“We have to out-fight teams and out-run teams as well, and today was an exceptional performance for a long time after a difficult week for the boys.”
In central defence, Harry Maguire and Victor Lindelof were outstanding at Goodison Park, denying Everton’s England striker Dominic Calvert-Lewin, who has been so impressive all season, a clear sight of goal. Yet there have been times this campaign when, individually, both players have been a shambles.
Luke Shaw and Aaron Wan-Bissaka made positive contributions on Saturday. Yet both were on the pitch against Basaksehir and – given they are both full-backs who do not tend to score – presumably at least one should have been paying far more attention to the developing situation that led to Demba Ba’s opener on Wednesday.
Can Man Utd be trusted?
When they return from the international break, United face an intense schedule of games.

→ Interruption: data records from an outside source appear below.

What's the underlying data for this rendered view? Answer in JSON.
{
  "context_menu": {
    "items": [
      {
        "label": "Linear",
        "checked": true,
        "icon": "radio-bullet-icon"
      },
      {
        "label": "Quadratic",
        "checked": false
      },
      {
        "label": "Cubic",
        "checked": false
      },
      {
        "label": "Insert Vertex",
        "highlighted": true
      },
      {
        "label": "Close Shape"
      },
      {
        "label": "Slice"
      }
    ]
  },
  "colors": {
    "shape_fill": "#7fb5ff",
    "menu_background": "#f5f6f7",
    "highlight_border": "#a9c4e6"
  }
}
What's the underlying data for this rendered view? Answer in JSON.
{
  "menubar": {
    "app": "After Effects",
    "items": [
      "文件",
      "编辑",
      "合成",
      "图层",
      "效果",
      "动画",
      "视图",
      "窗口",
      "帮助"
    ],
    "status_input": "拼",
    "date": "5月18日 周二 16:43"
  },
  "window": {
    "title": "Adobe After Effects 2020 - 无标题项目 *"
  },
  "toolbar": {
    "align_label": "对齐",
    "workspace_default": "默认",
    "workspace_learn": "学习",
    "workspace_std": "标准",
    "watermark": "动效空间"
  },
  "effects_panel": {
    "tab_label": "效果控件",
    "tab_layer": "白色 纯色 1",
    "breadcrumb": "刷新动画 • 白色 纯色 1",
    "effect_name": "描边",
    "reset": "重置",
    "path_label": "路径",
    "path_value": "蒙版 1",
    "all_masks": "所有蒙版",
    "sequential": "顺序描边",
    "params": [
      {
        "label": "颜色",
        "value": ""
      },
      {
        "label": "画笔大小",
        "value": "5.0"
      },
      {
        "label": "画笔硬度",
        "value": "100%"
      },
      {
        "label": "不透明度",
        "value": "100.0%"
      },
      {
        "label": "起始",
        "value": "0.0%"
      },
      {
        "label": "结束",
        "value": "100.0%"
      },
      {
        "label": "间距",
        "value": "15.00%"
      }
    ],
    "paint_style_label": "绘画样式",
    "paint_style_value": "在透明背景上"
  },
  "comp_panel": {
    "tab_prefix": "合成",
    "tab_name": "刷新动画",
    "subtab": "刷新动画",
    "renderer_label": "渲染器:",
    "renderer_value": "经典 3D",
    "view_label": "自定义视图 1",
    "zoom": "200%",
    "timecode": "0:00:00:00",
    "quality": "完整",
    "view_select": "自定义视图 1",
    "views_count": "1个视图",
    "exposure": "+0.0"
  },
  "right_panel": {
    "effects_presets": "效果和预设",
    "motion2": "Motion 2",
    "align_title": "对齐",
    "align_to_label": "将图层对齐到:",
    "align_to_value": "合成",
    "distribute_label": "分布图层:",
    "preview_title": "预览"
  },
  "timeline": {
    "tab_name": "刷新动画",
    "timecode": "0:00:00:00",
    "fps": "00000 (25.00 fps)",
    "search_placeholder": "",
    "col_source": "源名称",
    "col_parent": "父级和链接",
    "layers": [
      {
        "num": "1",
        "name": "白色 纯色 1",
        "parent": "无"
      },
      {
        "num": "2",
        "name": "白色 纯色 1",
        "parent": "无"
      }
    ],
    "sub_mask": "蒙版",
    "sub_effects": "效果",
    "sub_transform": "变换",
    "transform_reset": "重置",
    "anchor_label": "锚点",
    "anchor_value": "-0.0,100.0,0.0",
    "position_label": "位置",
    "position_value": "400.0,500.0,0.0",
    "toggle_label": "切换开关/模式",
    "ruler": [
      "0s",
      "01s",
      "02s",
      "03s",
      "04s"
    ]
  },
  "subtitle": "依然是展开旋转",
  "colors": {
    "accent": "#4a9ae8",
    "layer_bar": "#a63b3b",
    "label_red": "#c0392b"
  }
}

Depending on cup commitments and a trip to Burnley that still needs to be rearranged, they could have anything between six and 11 successive midweek fixtures.

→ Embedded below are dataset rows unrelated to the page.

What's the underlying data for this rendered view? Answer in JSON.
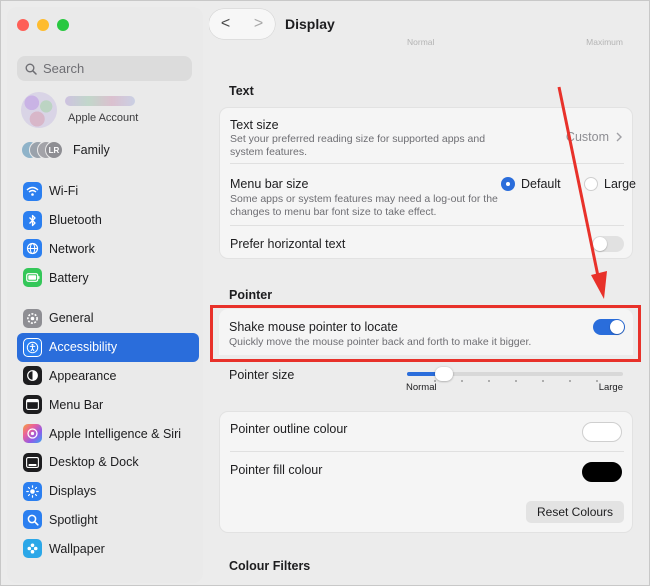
{
  "window": {
    "traffic_lights": [
      "#fe5f57",
      "#febc2e",
      "#28c840"
    ]
  },
  "sidebar": {
    "search_placeholder": "Search",
    "account_label": "Apple Account",
    "family": {
      "label": "Family",
      "avatars": [
        "",
        "",
        "",
        "LR"
      ]
    },
    "groups": [
      [
        {
          "label": "Wi-Fi",
          "icon": "wifi-icon",
          "color": "#2b7ff0"
        },
        {
          "label": "Bluetooth",
          "icon": "bluetooth-icon",
          "color": "#2b7ff0"
        },
        {
          "label": "Network",
          "icon": "globe-icon",
          "color": "#2b7ff0"
        },
        {
          "label": "Battery",
          "icon": "battery-icon",
          "color": "#34c759"
        }
      ],
      [
        {
          "label": "General",
          "icon": "gear-icon",
          "color": "#8e8e93"
        },
        {
          "label": "Accessibility",
          "icon": "accessibility-icon",
          "color": "#2b7ff0",
          "selected": true
        },
        {
          "label": "Appearance",
          "icon": "appearance-icon",
          "color": "#1d1d1f"
        },
        {
          "label": "Menu Bar",
          "icon": "menu-bar-icon",
          "color": "#1d1d1f"
        },
        {
          "label": "Apple Intelligence & Siri",
          "icon": "siri-icon",
          "color": "#e9609b"
        },
        {
          "label": "Desktop & Dock",
          "icon": "dock-icon",
          "color": "#1d1d1f"
        },
        {
          "label": "Displays",
          "icon": "display-sun-icon",
          "color": "#2b7ff0"
        },
        {
          "label": "Spotlight",
          "icon": "spotlight-icon",
          "color": "#2b7ff0"
        },
        {
          "label": "Wallpaper",
          "icon": "wallpaper-icon",
          "color": "#2ba7e8"
        }
      ]
    ]
  },
  "header": {
    "back": "<",
    "forward": ">",
    "title": "Display",
    "ghost_left": "Normal",
    "ghost_right": "Maximum"
  },
  "text_section": {
    "title": "Text",
    "text_size": {
      "label": "Text size",
      "desc": "Set your preferred reading size for supported apps and system features.",
      "value": "Custom"
    },
    "menu_bar_size": {
      "label": "Menu bar size",
      "desc": "Some apps or system features may need a log-out for the changes to menu bar font size to take effect.",
      "options": [
        "Default",
        "Large"
      ],
      "selected": "Default"
    },
    "horizontal_text": {
      "label": "Prefer horizontal text",
      "enabled": false
    }
  },
  "pointer_section": {
    "title": "Pointer",
    "shake": {
      "label": "Shake mouse pointer to locate",
      "desc": "Quickly move the mouse pointer back and forth to make it bigger.",
      "enabled": true
    },
    "pointer_size": {
      "label": "Pointer size",
      "min_label": "Normal",
      "max_label": "Large",
      "value_fraction": 0.17
    },
    "outline_colour": {
      "label": "Pointer outline colour",
      "color": "#ffffff"
    },
    "fill_colour": {
      "label": "Pointer fill colour",
      "color": "#000000"
    },
    "reset_button": "Reset Colours"
  },
  "colour_filters": {
    "title": "Colour Filters"
  },
  "annotation": {
    "color": "#e8312a"
  }
}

There will barely be any time to draw breath until February.
Yet scanning their fixture list brings a sense of foreboding. The next three Premier League away games are against Southampton, West Ham United and Sheffield United – none of which resulted in victories last season. Manchester City, Wolverhampton Wanderers and Aston Villa are among the next visitors to Old Trafford – those corresponding fixtures in 2019-20 did not end in wins either.
West Brom, who are winless so far this season, are United’s next opponents. Not many supporters will be completely sure three points will be secured. Victory would end a five-match Premier League sequence without a home and successive league triumphs for the first time since the beginning of July.
As Solskjaer was indicating as he adjusted what he was saying on Friday, the only consistency about Manchester United at present is their inconsistency. That is not a basis from which to achieve any long-term success.
The Everton match was Solskjaer’s 102nd as United manager. When he reached his century against Arsenal a week ago, a rather surprising statistic emerged. Solskjaer had won more games (55) in that first 100 than Jurgen Klopp (50) did at Liverpool. The Anfield club’s inconsistencies were to continue for a little while longer – they won only six of their next 14 fixtures.
After that, Liverpool paid £75m to sign Virgil van Dijk and it was only following the Netherlands defender’s arrival that the Reds were able to reach a consistent level of performance that ultimately saw them become first European and then English champions.
When you assess the mix of extremes Manchester United are presently capable of, it is becoming clear they need to make a similarly bold statement if they are to change the narrative in any meaningful way.